2. Change MAC address?
3. Create new account on Blogger/Tumblr/etc.
Yes fuck Chinese government, but 5 years later western governments will follow this way
I don't want to minimize the assault on our privacy and anonymity from all directions, but the one positive trend in the US and Canada has been toward less ID or no ID for using Internet cafes.
I remember the early days of Internet cafes in North America, and they very often wanted to see ID.
These days there are lots of public wifi hotspots, where at most they ask for an email address (a throwaway email address works fine). The purpose of collecting an email address appears to be CYA -- they get some assurance that you've agreed to their Terms and Conditions.

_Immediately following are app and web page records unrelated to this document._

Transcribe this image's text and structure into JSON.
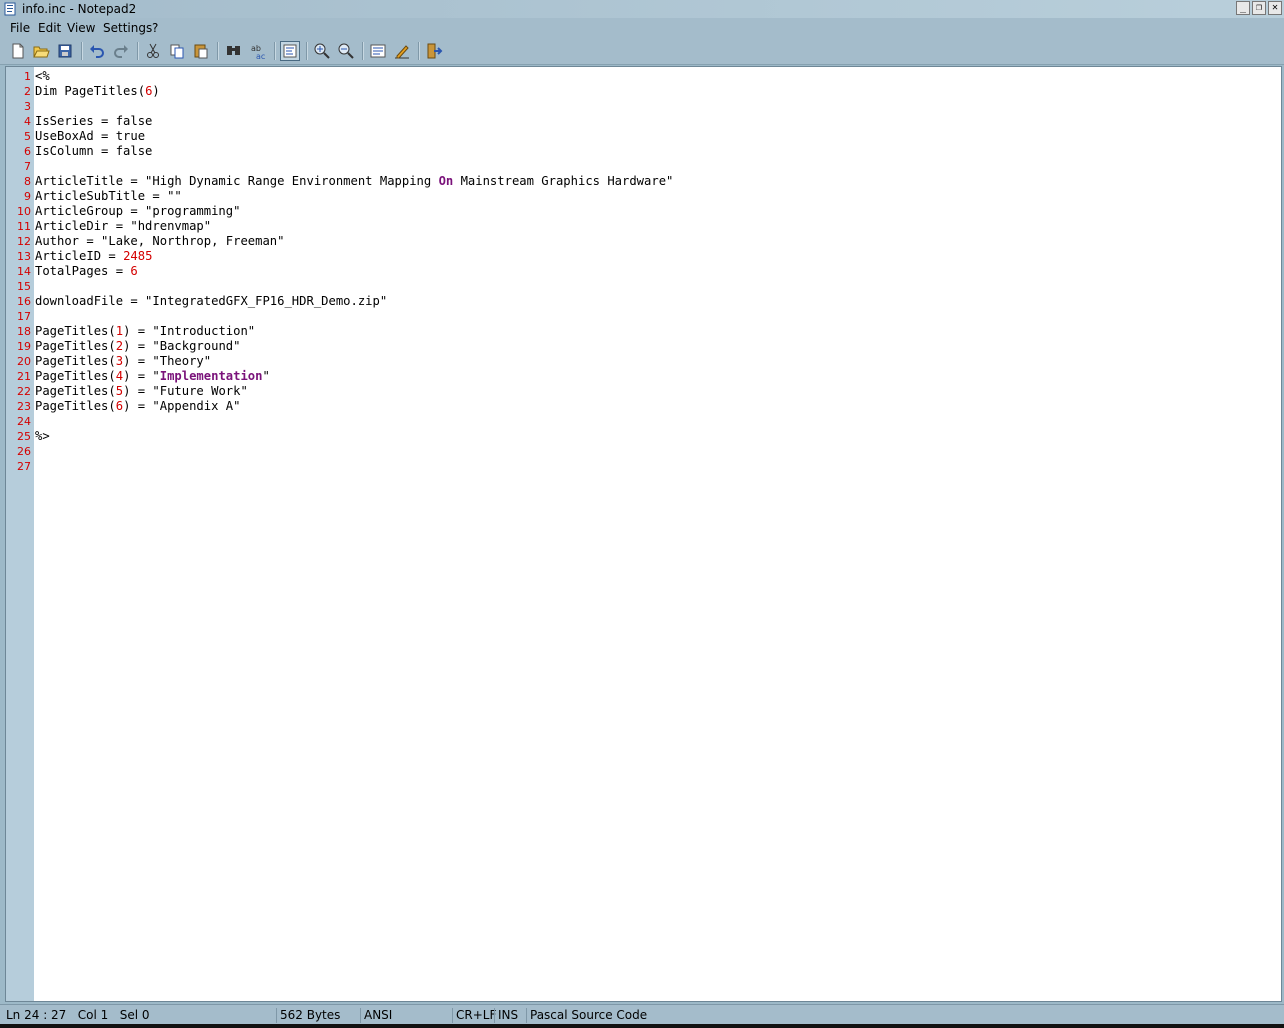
{
  "window": {
    "title": "info.inc - Notepad2"
  },
  "window_buttons": {
    "minimize": "_",
    "restore": "❐",
    "close": "✕"
  },
  "menu": [
    {
      "label": "File"
    },
    {
      "label": "Edit"
    },
    {
      "label": "View"
    },
    {
      "label": "Settings"
    },
    {
      "label": "?"
    }
  ],
  "toolbar_buttons": [
    "new-file-icon",
    "open-folder-icon",
    "save-icon",
    "undo-icon",
    "redo-icon",
    "cut-icon",
    "copy-icon",
    "paste-icon",
    "find-icon",
    "replace-icon",
    "word-wrap-icon",
    "zoom-in-icon",
    "zoom-out-icon",
    "scheme-icon",
    "customize-icon",
    "exit-icon"
  ],
  "editor": {
    "lines": [
      {
        "n": "1",
        "segs": [
          {
            "t": "<%"
          }
        ]
      },
      {
        "n": "2",
        "segs": [
          {
            "t": "Dim PageTitles("
          },
          {
            "t": "6",
            "c": "num"
          },
          {
            "t": ")"
          }
        ]
      },
      {
        "n": "3",
        "segs": []
      },
      {
        "n": "4",
        "segs": [
          {
            "t": "IsSeries = false"
          }
        ]
      },
      {
        "n": "5",
        "segs": [
          {
            "t": "UseBoxAd = true"
          }
        ]
      },
      {
        "n": "6",
        "segs": [
          {
            "t": "IsColumn = false"
          }
        ]
      },
      {
        "n": "7",
        "segs": []
      },
      {
        "n": "8",
        "segs": [
          {
            "t": "ArticleTitle = \"High Dynamic Range Environment Mapping "
          },
          {
            "t": "On",
            "c": "kw"
          },
          {
            "t": " Mainstream Graphics Hardware\""
          }
        ]
      },
      {
        "n": "9",
        "segs": [
          {
            "t": "ArticleSubTitle = \"\""
          }
        ]
      },
      {
        "n": "10",
        "segs": [
          {
            "t": "ArticleGroup = \"programming\""
          }
        ]
      },
      {
        "n": "11",
        "segs": [
          {
            "t": "ArticleDir = \"hdrenvmap\""
          }
        ]
      },
      {
        "n": "12",
        "segs": [
          {
            "t": "Author = \"Lake, Northrop, Freeman\""
          }
        ]
      },
      {
        "n": "13",
        "segs": [
          {
            "t": "ArticleID = "
          },
          {
            "t": "2485",
            "c": "num"
          }
        ]
      },
      {
        "n": "14",
        "segs": [
          {
            "t": "TotalPages = "
          },
          {
            "t": "6",
            "c": "num"
          }
        ]
      },
      {
        "n": "15",
        "segs": []
      },
      {
        "n": "16",
        "segs": [
          {
            "t": "downloadFile = \"IntegratedGFX_FP16_HDR_Demo.zip\""
          }
        ]
      },
      {
        "n": "17",
        "segs": []
      },
      {
        "n": "18",
        "segs": [
          {
            "t": "PageTitles("
          },
          {
            "t": "1",
            "c": "num"
          },
          {
            "t": ") = \"Introduction\""
          }
        ]
      },
      {
        "n": "19",
        "segs": [
          {
            "t": "PageTitles("
          },
          {
            "t": "2",
            "c": "num"
          },
          {
            "t": ") = \"Background\""
          }
        ]
      },
      {
        "n": "20",
        "segs": [
          {
            "t": "PageTitles("
          },
          {
            "t": "3",
            "c": "num"
          },
          {
            "t": ") = \"Theory\""
          }
        ]
      },
      {
        "n": "21",
        "segs": [
          {
            "t": "PageTitles("
          },
          {
            "t": "4",
            "c": "num"
          },
          {
            "t": ") = \""
          },
          {
            "t": "Implementation",
            "c": "kw"
          },
          {
            "t": "\""
          }
        ]
      },
      {
        "n": "22",
        "segs": [
          {
            "t": "PageTitles("
          },
          {
            "t": "5",
            "c": "num"
          },
          {
            "t": ") = \"Future Work\""
          }
        ]
      },
      {
        "n": "23",
        "segs": [
          {
            "t": "PageTitles("
          },
          {
            "t": "6",
            "c": "num"
          },
          {
            "t": ") = \"Appendix A\""
          }
        ]
      },
      {
        "n": "24",
        "segs": []
      },
      {
        "n": "25",
        "segs": [
          {
            "t": "%>"
          }
        ]
      },
      {
        "n": "26",
        "segs": []
      },
      {
        "n": "27",
        "segs": []
      }
    ]
  },
  "status": {
    "position": "Ln 24 : 27   Col 1   Sel 0",
    "size": "562 Bytes",
    "encoding": "ANSI",
    "line_endings": "CR+LF",
    "mode": "INS",
    "lexer": "Pascal Source Code"
  },
  "colors": {
    "line_number": "#d40000",
    "number_literal": "#d40000",
    "keyword": "#7a127a",
    "chrome": "#a4bccb"
  }
}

Some of the "western" bars even have a vpn running so you can browse facebook when connecting to their wifi.
The danger of retaining your real MAC should be obvious; it's a unique identifier specific to your machine that will at least significantly narrow the scope of the machine/owner your adversaries are looking for if it doesn't give the investigators a direct link back to you (e.g., manufacturer records MAC addresses next to serial numbers, adversary gains access to manufacturer's data and sees "MAC X / Serial No Y sold to consumer Z online").
Depending on the configuration of the router on the open access points, it may be possible to retrieve a list of all connected MACs over the whole lifetime of the router. Then they simply have to correlate, "OK, which machines had a lease when the access from this machine was made?", and then investigate the 5 matches that come up.
This is not very safe, clearly.
That aside, MAC addresses can be easily changed and spoofed.
If one was really concerned, a throw away USB WiFi dongle could be used.